Interface dataset entries
▬▬▬▬▬▬
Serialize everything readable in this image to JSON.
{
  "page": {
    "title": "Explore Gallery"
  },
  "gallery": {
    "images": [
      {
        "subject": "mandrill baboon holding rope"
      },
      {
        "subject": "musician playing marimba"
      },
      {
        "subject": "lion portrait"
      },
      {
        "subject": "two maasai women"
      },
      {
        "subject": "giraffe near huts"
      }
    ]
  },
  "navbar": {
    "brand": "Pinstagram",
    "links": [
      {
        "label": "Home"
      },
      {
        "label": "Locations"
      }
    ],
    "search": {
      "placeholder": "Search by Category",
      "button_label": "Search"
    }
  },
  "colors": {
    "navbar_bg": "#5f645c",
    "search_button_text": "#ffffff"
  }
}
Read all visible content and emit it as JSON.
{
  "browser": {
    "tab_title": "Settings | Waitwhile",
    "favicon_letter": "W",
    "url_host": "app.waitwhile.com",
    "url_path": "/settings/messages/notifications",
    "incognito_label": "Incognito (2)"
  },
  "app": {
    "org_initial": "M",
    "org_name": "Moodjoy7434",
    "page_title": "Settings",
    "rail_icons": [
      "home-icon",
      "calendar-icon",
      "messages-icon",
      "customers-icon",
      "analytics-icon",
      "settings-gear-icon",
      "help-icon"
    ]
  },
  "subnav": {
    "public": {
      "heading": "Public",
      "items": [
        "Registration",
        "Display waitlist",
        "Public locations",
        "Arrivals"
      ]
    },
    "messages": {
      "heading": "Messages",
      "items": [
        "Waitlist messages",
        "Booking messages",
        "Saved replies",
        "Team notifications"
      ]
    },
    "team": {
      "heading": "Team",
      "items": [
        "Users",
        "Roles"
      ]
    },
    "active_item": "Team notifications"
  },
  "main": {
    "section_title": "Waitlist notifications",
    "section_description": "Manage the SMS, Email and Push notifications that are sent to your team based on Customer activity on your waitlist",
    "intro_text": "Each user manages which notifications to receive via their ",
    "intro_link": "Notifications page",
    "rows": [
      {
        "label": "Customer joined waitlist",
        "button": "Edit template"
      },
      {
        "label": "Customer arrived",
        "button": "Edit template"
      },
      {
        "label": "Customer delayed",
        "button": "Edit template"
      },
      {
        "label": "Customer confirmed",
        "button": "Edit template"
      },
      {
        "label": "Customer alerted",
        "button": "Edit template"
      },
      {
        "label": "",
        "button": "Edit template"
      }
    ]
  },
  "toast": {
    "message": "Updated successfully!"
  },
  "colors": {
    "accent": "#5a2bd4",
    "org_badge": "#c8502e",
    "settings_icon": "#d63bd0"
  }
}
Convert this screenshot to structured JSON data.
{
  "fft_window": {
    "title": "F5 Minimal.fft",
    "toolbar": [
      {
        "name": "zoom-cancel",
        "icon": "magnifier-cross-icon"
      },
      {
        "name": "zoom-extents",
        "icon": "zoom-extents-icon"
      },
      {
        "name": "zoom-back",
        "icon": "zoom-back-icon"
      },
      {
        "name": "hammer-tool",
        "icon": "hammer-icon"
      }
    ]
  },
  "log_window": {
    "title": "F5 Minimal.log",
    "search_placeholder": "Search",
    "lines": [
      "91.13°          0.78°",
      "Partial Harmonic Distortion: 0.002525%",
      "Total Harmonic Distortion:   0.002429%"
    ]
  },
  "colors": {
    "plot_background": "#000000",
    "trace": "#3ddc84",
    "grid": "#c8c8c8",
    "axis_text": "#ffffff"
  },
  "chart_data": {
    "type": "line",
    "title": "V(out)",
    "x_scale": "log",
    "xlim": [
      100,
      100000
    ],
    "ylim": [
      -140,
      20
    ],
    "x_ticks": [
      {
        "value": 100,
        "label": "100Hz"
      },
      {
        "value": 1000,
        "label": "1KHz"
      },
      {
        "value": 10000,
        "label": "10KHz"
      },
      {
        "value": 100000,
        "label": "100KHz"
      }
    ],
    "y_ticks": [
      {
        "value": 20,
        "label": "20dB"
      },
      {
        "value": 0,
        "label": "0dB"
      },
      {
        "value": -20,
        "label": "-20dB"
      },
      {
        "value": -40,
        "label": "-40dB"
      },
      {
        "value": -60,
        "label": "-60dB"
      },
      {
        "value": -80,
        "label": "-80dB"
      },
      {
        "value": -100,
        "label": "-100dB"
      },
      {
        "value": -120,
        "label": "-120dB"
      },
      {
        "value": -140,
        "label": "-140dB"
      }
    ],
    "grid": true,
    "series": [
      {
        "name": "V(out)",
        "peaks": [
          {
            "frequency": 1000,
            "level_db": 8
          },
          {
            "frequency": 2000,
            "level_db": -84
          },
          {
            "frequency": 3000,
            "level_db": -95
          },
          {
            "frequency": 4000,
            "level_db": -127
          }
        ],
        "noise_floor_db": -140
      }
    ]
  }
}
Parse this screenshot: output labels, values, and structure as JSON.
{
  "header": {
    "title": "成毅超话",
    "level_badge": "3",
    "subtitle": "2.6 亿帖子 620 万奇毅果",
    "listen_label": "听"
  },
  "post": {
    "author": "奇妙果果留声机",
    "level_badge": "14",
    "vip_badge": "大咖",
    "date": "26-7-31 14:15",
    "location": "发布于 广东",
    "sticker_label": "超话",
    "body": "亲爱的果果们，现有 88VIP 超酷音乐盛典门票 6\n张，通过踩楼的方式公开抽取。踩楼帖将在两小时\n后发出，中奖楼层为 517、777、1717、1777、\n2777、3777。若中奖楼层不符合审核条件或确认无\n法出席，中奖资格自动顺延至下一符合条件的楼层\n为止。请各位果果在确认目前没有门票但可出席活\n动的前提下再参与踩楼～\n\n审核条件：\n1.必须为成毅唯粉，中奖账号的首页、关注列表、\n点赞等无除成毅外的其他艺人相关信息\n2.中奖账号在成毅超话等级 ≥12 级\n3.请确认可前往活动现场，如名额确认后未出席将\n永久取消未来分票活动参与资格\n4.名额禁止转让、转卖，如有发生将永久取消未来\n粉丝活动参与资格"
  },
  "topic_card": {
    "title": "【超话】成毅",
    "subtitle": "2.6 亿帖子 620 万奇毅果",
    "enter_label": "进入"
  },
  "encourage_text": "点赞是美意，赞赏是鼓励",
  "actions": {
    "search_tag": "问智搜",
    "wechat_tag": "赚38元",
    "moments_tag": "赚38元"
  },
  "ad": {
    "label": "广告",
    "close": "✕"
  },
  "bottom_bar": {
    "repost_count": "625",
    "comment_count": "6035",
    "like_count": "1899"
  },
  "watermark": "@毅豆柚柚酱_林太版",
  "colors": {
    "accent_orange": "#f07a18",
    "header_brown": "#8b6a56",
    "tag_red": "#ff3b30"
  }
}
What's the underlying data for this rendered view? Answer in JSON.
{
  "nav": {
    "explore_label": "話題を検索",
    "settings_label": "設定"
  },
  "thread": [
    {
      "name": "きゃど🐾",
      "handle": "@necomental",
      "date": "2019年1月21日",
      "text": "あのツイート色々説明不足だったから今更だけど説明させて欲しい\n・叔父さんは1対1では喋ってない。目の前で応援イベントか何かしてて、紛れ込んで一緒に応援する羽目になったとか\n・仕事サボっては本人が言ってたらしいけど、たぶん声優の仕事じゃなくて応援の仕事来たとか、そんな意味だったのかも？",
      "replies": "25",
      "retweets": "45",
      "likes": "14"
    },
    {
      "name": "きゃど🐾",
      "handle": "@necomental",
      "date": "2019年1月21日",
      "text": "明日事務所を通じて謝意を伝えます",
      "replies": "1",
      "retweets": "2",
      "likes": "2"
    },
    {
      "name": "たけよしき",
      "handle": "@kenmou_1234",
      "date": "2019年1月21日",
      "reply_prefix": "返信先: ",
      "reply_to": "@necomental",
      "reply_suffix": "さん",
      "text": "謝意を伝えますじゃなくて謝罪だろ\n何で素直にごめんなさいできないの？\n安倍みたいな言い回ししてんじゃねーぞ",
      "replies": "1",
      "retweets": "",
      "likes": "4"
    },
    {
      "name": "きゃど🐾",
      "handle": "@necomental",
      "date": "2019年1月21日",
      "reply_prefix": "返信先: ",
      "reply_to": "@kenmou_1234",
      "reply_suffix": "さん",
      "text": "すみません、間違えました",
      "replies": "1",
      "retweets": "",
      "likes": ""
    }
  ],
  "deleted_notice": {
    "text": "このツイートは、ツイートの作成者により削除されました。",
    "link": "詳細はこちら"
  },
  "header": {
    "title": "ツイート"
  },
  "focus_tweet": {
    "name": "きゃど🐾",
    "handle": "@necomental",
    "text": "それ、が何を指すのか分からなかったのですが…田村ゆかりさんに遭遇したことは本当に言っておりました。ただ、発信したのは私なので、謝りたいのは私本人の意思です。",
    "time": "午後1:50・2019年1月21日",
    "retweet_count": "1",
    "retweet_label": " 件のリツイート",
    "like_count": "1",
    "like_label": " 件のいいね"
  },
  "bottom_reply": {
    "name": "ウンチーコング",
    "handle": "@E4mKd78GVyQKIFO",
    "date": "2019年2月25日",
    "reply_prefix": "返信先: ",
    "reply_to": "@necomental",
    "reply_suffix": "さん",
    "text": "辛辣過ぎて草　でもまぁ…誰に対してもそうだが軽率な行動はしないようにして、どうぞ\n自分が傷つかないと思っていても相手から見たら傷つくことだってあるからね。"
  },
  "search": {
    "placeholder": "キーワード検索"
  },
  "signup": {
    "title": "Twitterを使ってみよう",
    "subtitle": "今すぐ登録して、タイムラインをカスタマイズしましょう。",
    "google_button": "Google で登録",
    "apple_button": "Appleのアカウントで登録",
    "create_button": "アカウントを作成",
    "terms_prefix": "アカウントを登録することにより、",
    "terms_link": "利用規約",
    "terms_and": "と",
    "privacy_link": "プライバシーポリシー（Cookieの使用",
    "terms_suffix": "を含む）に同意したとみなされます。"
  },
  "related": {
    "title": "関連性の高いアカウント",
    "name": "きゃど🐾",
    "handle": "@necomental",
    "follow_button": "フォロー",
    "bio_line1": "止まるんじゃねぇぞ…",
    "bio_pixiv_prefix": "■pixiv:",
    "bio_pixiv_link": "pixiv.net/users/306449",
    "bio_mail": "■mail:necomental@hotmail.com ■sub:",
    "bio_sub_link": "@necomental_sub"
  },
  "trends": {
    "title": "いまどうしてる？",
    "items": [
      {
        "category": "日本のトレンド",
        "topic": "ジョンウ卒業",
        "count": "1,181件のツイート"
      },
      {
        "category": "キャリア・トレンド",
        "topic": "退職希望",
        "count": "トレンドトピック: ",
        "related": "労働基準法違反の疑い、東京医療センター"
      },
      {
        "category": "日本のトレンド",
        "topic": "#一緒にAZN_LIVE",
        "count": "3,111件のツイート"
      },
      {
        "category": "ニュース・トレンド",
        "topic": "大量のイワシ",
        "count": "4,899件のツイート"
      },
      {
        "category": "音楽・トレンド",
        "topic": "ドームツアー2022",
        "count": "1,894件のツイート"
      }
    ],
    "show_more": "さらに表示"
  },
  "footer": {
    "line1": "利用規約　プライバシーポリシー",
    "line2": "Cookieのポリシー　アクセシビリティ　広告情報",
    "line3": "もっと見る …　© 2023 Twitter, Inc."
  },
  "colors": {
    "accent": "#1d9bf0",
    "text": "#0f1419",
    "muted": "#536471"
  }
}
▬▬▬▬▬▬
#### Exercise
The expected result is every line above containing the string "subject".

#### Solution for this problem
        "subject": "mandrill baboon holding rope"
        "subject": "musician playing marimba"
        "subject": "lion portrait"
        "subject": "two maasai women"
        "subject": "giraffe near huts"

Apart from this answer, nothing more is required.